The (Un)heard Voices publication by the Family Violence Prevention Fund in San Francisco, Calif. showed how relationship violence was a big, but often unheard issue, especially among Asian American women. Many Filipinas stay silent because they believe it would be against their religion to speak up and thus defy their partners, while a number of South Asian women say their dowries take away their entitlement to disobey men, notably their husbands.
Bearing this cultural barrier to seeking and getting help in mind, some colleges and universities are bringing resources into their guidance counseling programs that reach out specifically to students of different cultural backgrounds.
At an institution such as University of California, Irvine, where more than half of the student population is Asian American, programs such as CARE are particularly helpful. Among other services, it offers a “Building Better Relationships” workshop, which has attracted students from varying cultural backgrounds.
“Services are designed with the idea in mind that it’s not always comfortable to seek counseling for all students,” Mount said. “The Workshop series is something our students have been much more comfortable in joining.”
But therapy is neither a cure nor treatment for relationship abuse victims. Rather, it is a way for victims to start the healing process—as difficult as that may be.
April has been attending therapy sessions through her university for nearly a year and half., but when her therapist first explained and introduced her to a women’s empowerment group, April said, “I was so shocked, I just ran from it.” She didn’t think she would become a victim—of anything.
While April’s mother opposed her decision to go to therapy, because it wasn’t “normal,” April stressed that she needed help, and the two now have an understanding: “Staying at school late” means going to a therapy session.
“Healing is something you have to do yourself,” April said. “But therapy is definitely a tool for getting you to your goals. You know you are okay as long as you can keep breathing.”

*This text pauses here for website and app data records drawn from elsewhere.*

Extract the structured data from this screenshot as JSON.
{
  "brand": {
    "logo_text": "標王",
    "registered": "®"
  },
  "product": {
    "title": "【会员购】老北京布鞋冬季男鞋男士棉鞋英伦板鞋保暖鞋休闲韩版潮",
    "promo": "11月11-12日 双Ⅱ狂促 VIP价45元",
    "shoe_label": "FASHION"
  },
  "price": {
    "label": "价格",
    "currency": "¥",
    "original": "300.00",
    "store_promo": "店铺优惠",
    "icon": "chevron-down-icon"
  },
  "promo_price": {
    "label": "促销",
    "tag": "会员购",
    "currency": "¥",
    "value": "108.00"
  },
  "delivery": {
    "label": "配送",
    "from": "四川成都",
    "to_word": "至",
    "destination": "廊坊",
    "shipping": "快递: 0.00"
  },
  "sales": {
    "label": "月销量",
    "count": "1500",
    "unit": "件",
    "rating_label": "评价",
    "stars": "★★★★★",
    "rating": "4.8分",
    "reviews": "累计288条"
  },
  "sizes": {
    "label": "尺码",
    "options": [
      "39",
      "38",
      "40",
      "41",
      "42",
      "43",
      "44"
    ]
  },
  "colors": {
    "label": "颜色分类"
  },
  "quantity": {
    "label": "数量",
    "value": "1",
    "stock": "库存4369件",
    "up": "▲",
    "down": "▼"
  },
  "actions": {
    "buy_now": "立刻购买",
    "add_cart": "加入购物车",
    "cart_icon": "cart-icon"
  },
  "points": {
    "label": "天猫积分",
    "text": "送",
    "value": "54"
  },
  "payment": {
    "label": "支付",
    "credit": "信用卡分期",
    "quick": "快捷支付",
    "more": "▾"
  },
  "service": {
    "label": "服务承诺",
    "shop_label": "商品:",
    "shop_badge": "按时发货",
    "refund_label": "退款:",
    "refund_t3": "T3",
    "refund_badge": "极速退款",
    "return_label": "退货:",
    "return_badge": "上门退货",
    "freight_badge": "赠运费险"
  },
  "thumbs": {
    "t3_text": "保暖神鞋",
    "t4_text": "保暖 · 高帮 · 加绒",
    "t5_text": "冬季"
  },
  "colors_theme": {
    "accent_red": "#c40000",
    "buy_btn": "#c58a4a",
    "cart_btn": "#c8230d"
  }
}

Alternatively, Tammy’s daughter became her inspiration for speaking out against the abuse she was experiencing and seeking help from her family. “I watched her grow and then decided this wasn’t the life I wanted for her or myself,” Tammy said. And though she had lived with her husband for two years, she’s been breathing more easily since she moved back to her mother’s house. The couple divorced a year after she moved out.
If you’re experiencing relationship abuse, Mochi has compiled a number of resources you can reach out to. Among the first steps some women take to heal is calling a hotline, where they can talk about how they are feeling confidentially or seeking community resources that offer counseling.
April emphasizes for women coping with relationship abuse: “You can live without him. You know yourself better than he does, and you don’t need him to make you happy.”
And to those recovering, she says, “Only you can change this from a nightmare to a happy ending. You can let him keep making your life miserable or you can move onto bigger and better things, but they’re only going to come if you try.”
Or if you have friends who may be experiencing relationship abuse and you want to help, Mount recommends talking about concerns, friend-to-friend, in a safe environment.
“Directly acknowledge what is observed first. ‘How’ questions are [also] very good,” Mount suggested. “Ask, ‘How can I be there for you? How can I help you? How can I support you?’”
Creating this safe place to talk is an important element in encouraging discussion. “Validate friendship and the power in that person,” Mount said. “Identify what are that person’s strengths, so she doesn’t feel stigmatized, but acknowledge that she’s a whole person.”